TASK DETAILS: Each line of the data has to be written out again exactly as shown.

Records from a data source:
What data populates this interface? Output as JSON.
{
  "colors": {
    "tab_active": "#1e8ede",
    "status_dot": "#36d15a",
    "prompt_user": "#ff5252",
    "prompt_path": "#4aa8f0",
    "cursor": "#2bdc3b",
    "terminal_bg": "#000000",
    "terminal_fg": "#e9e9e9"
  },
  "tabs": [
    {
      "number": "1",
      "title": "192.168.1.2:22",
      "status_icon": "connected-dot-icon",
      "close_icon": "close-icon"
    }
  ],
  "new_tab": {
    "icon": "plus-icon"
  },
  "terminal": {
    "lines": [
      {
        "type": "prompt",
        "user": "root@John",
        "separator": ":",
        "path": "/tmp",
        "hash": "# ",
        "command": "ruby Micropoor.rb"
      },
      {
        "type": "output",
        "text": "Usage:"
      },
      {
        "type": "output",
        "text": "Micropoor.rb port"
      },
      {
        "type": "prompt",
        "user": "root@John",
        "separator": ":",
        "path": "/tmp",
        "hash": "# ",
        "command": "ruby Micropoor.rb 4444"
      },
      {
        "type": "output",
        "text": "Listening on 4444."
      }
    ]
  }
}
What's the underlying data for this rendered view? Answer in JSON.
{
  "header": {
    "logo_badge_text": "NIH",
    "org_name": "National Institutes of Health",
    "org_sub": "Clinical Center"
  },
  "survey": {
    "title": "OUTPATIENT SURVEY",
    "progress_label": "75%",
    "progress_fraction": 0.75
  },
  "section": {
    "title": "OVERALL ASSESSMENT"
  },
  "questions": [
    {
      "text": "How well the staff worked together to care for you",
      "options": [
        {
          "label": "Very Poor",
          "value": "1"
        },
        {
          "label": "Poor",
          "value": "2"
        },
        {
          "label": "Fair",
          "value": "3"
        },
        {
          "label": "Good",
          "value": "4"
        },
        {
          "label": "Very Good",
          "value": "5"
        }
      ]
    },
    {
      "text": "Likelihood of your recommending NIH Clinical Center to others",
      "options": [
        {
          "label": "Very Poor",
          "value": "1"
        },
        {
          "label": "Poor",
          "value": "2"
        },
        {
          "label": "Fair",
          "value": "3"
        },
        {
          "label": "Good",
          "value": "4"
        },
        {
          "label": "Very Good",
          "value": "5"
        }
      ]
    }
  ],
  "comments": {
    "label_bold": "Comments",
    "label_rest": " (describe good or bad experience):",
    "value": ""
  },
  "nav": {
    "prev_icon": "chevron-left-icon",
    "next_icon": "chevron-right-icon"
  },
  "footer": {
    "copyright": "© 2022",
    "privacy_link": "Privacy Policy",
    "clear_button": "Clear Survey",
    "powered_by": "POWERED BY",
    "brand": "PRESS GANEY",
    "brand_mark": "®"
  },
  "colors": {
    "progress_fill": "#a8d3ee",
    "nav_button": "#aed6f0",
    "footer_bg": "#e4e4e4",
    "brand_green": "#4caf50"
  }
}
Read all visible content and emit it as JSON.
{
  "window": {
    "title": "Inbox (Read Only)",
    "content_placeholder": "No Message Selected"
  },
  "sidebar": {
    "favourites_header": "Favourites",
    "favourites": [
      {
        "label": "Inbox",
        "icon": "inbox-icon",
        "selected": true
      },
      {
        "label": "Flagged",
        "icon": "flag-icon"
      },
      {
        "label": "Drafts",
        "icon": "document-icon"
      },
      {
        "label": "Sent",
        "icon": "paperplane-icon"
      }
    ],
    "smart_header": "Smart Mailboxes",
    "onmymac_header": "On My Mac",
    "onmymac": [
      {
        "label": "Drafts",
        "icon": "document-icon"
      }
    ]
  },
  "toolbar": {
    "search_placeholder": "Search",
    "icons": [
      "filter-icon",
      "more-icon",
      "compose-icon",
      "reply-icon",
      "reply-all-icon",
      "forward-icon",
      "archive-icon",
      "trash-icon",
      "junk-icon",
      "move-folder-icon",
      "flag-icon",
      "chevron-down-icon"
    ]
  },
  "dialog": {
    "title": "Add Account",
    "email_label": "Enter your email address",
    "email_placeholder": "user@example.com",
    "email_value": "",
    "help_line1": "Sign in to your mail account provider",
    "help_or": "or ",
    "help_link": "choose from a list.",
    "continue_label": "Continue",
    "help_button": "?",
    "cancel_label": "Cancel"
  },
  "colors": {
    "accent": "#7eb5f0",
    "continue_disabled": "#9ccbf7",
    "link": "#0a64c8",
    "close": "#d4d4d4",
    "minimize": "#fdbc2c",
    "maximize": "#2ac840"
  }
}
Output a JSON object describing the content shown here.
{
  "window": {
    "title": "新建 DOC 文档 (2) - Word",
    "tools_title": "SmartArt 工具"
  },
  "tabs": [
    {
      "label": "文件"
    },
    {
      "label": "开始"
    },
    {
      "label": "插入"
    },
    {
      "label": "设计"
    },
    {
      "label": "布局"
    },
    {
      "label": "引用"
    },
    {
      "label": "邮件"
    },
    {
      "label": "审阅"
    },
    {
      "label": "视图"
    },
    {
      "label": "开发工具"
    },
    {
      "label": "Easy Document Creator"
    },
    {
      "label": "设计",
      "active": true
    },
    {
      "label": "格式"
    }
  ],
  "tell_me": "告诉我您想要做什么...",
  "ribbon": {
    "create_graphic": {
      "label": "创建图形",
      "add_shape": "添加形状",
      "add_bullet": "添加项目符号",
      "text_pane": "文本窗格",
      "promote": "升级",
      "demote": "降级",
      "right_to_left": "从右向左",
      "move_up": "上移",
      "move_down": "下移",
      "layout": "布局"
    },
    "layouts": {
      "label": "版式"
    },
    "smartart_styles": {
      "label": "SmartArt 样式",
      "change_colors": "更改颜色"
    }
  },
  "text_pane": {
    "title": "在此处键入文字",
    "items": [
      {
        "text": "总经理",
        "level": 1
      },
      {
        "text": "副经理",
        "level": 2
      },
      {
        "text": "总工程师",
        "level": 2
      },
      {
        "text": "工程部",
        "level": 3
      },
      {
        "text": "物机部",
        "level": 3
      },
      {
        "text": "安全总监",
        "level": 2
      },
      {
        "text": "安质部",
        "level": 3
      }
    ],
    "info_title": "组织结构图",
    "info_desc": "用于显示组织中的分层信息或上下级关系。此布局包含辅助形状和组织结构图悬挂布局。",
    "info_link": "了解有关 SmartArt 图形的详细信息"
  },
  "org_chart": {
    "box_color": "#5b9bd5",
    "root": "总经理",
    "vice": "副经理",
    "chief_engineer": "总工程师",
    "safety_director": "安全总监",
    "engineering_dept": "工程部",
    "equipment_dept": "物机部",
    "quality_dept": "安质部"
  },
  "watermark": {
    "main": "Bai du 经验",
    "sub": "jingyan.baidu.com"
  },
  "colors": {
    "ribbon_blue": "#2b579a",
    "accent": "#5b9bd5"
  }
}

COMPLETED TASK:
What data populates this interface? Output as JSON.
{
  "colors": {
    "tab_active": "#1e8ede",
    "status_dot": "#36d15a",
    "prompt_user": "#ff5252",
    "prompt_path": "#4aa8f0",
    "cursor": "#2bdc3b",
    "terminal_bg": "#000000",
    "terminal_fg": "#e9e9e9"
  },
  "tabs": [
    {
      "number": "1",
      "title": "192.168.1.2:22",
      "status_icon": "connected-dot-icon",
      "close_icon": "close-icon"
    }
  ],
  "new_tab": {
    "icon": "plus-icon"
  },
  "terminal": {
    "lines": [
      {
        "type": "prompt",
        "user": "root@John",
        "separator": ":",
        "path": "/tmp",
        "hash": "# ",
        "command": "ruby Micropoor.rb"
      },
      {
        "type": "output",
        "text": "Usage:"
      },
      {
        "type": "output",
        "text": "Micropoor.rb port"
      },
      {
        "type": "prompt",
        "user": "root@John",
        "separator": ":",
        "path": "/tmp",
        "hash": "# ",
        "command": "ruby Micropoor.rb 4444"
      },
      {
        "type": "output",
        "text": "Listening on 4444."
      }
    ]
  }
}
What's the underlying data for this rendered view? Answer in JSON.
{
  "header": {
    "logo_badge_text": "NIH",
    "org_name": "National Institutes of Health",
    "org_sub": "Clinical Center"
  },
  "survey": {
    "title": "OUTPATIENT SURVEY",
    "progress_label": "75%",
    "progress_fraction": 0.75
  },
  "section": {
    "title": "OVERALL ASSESSMENT"
  },
  "questions": [
    {
      "text": "How well the staff worked together to care for you",
      "options": [
        {
          "label": "Very Poor",
          "value": "1"
        },
        {
          "label": "Poor",
          "value": "2"
        },
        {
          "label": "Fair",
          "value": "3"
        },
        {
          "label": "Good",
          "value": "4"
        },
        {
          "label": "Very Good",
          "value": "5"
        }
      ]
    },
    {
      "text": "Likelihood of your recommending NIH Clinical Center to others",
      "options": [
        {
          "label": "Very Poor",
          "value": "1"
        },
        {
          "label": "Poor",
          "value": "2"
        },
        {
          "label": "Fair",
          "value": "3"
        },
        {
          "label": "Good",
          "value": "4"
        },
        {
          "label": "Very Good",
          "value": "5"
        }
      ]
    }
  ],
  "comments": {
    "label_bold": "Comments",
    "label_rest": " (describe good or bad experience):",
    "value": ""
  },
  "nav": {
    "prev_icon": "chevron-left-icon",
    "next_icon": "chevron-right-icon"
  },
  "footer": {
    "copyright": "© 2022",
    "privacy_link": "Privacy Policy",
    "clear_button": "Clear Survey",
    "powered_by": "POWERED BY",
    "brand": "PRESS GANEY",
    "brand_mark": "®"
  },
  "colors": {
    "progress_fill": "#a8d3ee",
    "nav_button": "#aed6f0",
    "footer_bg": "#e4e4e4",
    "brand_green": "#4caf50"
  }
}
Read all visible content and emit it as JSON.
{
  "window": {
    "title": "Inbox (Read Only)",
    "content_placeholder": "No Message Selected"
  },
  "sidebar": {
    "favourites_header": "Favourites",
    "favourites": [
      {
        "label": "Inbox",
        "icon": "inbox-icon",
        "selected": true
      },
      {
        "label": "Flagged",
        "icon": "flag-icon"
      },
      {
        "label": "Drafts",
        "icon": "document-icon"
      },
      {
        "label": "Sent",
        "icon": "paperplane-icon"
      }
    ],
    "smart_header": "Smart Mailboxes",
    "onmymac_header": "On My Mac",
    "onmymac": [
      {
        "label": "Drafts",
        "icon": "document-icon"
      }
    ]
  },
  "toolbar": {
    "search_placeholder": "Search",
    "icons": [
      "filter-icon",
      "more-icon",
      "compose-icon",
      "reply-icon",
      "reply-all-icon",
      "forward-icon",
      "archive-icon",
      "trash-icon",
      "junk-icon",
      "move-folder-icon",
      "flag-icon",
      "chevron-down-icon"
    ]
  },
  "dialog": {
    "title": "Add Account",
    "email_label": "Enter your email address",
    "email_placeholder": "user@example.com",
    "email_value": "",
    "help_line1": "Sign in to your mail account provider",
    "help_or": "or ",
    "help_link": "choose from a list.",
    "continue_label": "Continue",
    "help_button": "?",
    "cancel_label": "Cancel"
  },
  "colors": {
    "accent": "#7eb5f0",
    "continue_disabled": "#9ccbf7",
    "link": "#0a64c8",
    "close": "#d4d4d4",
    "minimize": "#fdbc2c",
    "maximize": "#2ac840"
  }
}
Output a JSON object describing the content shown here.
{
  "window": {
    "title": "新建 DOC 文档 (2) - Word",
    "tools_title": "SmartArt 工具"
  },
  "tabs": [
    {
      "label": "文件"
    },
    {
      "label": "开始"
    },
    {
      "label": "插入"
    },
    {
      "label": "设计"
    },
    {
      "label": "布局"
    },
    {
      "label": "引用"
    },
    {
      "label": "邮件"
    },
    {
      "label": "审阅"
    },
    {
      "label": "视图"
    },
    {
      "label": "开发工具"
    },
    {
      "label": "Easy Document Creator"
    },
    {
      "label": "设计",
      "active": true
    },
    {
      "label": "格式"
    }
  ],
  "tell_me": "告诉我您想要做什么...",
  "ribbon": {
    "create_graphic": {
      "label": "创建图形",
      "add_shape": "添加形状",
      "add_bullet": "添加项目符号",
      "text_pane": "文本窗格",
      "promote": "升级",
      "demote": "降级",
      "right_to_left": "从右向左",
      "move_up": "上移",
      "move_down": "下移",
      "layout": "布局"
    },
    "layouts": {
      "label": "版式"
    },
    "smartart_styles": {
      "label": "SmartArt 样式",
      "change_colors": "更改颜色"
    }
  },
  "text_pane": {
    "title": "在此处键入文字",
    "items": [
      {
        "text": "总经理",
        "level": 1
      },
      {
        "text": "副经理",
        "level": 2
      },
      {
        "text": "总工程师",
        "level": 2
      },
      {
        "text": "工程部",
        "level": 3
      },
      {
        "text": "物机部",
        "level": 3
      },
      {
        "text": "安全总监",
        "level": 2
      },
      {
        "text": "安质部",
        "level": 3
      }
    ],
    "info_title": "组织结构图",
    "info_desc": "用于显示组织中的分层信息或上下级关系。此布局包含辅助形状和组织结构图悬挂布局。",
    "info_link": "了解有关 SmartArt 图形的详细信息"
  },
  "org_chart": {
    "box_color": "#5b9bd5",
    "root": "总经理",
    "vice": "副经理",
    "chief_engineer": "总工程师",
    "safety_director": "安全总监",
    "engineering_dept": "工程部",
    "equipment_dept": "物机部",
    "quality_dept": "安质部"
  },
  "watermark": {
    "main": "Bai du 经验",
    "sub": "jingyan.baidu.com"
  },
  "colors": {
    "ribbon_blue": "#2b579a",
    "accent": "#5b9bd5"
  }
}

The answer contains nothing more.